A seminar by Piero Golia
1 December 2010 at 6.30 p.m.
Nomas Foundation, viale Somalia, 33 Rome
In occasion of the fifth appointment of the Reading Room, which this year concentrates on initiatives established by artists for artists, Nomas Foundation presents The Mountain School of Art, a seminar with Piero Golia.
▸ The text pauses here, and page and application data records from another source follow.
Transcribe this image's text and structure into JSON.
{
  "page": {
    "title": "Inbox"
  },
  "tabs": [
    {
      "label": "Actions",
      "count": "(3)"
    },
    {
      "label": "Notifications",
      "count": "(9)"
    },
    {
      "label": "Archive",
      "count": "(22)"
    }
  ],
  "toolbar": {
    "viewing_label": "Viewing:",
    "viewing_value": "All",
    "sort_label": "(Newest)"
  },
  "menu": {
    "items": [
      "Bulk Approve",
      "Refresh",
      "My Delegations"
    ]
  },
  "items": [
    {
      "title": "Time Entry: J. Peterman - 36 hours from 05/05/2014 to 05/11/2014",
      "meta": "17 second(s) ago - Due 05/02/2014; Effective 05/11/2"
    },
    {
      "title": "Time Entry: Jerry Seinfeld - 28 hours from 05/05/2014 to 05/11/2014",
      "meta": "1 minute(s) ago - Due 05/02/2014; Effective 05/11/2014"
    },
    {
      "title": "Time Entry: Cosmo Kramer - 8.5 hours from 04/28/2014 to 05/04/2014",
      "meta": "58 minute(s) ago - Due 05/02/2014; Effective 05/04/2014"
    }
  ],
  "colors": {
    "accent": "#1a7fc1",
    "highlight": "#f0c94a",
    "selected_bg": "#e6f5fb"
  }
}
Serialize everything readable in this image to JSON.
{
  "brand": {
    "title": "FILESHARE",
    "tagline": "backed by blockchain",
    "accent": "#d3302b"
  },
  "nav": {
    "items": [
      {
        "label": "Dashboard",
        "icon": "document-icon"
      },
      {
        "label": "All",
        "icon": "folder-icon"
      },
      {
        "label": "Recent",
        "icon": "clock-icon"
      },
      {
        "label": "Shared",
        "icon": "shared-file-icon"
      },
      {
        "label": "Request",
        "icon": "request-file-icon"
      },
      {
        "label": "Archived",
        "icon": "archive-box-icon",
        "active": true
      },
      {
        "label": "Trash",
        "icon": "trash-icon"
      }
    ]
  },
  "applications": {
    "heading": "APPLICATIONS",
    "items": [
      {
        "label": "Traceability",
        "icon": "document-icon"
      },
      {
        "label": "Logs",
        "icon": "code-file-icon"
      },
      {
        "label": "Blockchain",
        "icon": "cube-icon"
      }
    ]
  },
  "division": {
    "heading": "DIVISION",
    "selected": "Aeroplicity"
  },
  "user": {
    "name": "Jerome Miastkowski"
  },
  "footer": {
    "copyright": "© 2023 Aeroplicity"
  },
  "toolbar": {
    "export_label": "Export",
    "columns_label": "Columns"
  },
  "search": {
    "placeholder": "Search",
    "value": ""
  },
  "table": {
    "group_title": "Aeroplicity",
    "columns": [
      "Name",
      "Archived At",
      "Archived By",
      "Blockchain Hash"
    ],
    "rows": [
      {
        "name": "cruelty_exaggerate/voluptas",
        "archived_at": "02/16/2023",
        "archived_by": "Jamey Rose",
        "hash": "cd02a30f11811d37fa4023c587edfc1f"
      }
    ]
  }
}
The Mountain School of Arts is a free university founded in 2005 in Los Angeles by Piero Golia and Eric Wesley. Located in a bar in Chinatown, the university offers a complete academic programme to its fifteen students. The Mountain School of Arts is an independent university that aims at completing the traditional American academic system. Renown professionals from the field of art, cinema and music give free three-monthly courses in Arts, Science, Philosophy, Marketing and Law. The talk offers an insight of the project and aims to stimulate a discussion on art education and its financing, and the possibility or need to initiate similar projects in Italy.
A talk curated by Cecilia Canziani and Ilaria Gianni | Chair of debate: Luca Lo Pinto
Corvée by Sam Griffin
26 November 2010 – 15 January 2011
Gallery Vela – 38 Langham Street
The secret of corporate aesthetics is the power of elimination, the celebration of the efficient, the eradication of excess: abstraction as camouflage, the search for a Corporate Sublime.
Rem Koolhaas, Junkspace
The view from the top of 30 St “Gherkin” Mary Axe is a vista worthy of Caspar David Friedrich. Man appears as an insignificant but critical cog in the flow of capital, as it ascends the glass elevators of the Lloyds building, floats in a hedonistic fog lubricated by speculative financing in the bar of Tower 42, and watches the Pinnacle ascend to the heavens from its Bishopsgate pit. James Rosenquist’s Swimmer in the Econo-Mist beckons from beyond the lobby doors of Deutsche Bank, as Pret refuels assistants between meetings and commutes. Architecture gives wipe-clean form to corporate rapture – framing the heavens and reflecting the sky – whilst lobbies overflow with trees, high-tech and breezeway suburban designs, connoting the ecological order of “vest-pocket“ urban parks, in high-rise office buildings.
Contemporary artists are the perfect late-capitalist workers – freelance, mobile, with no pension and personal responsibility for their overheads: intensely self-motivated entrepreneurs acting in their own material interest. Museums emerge as Frankensteinian cut-n-shuts of office, shopping mall, restaurant and lobby space. Does an adoption of the architectonics of businesses work as a sweetener to corporate philanthropy? Did MoMA’s 2004 renovation really do away with an indoor sculpture garden, in favour of further canapé space and the ‘enchantment of a bank after hours’?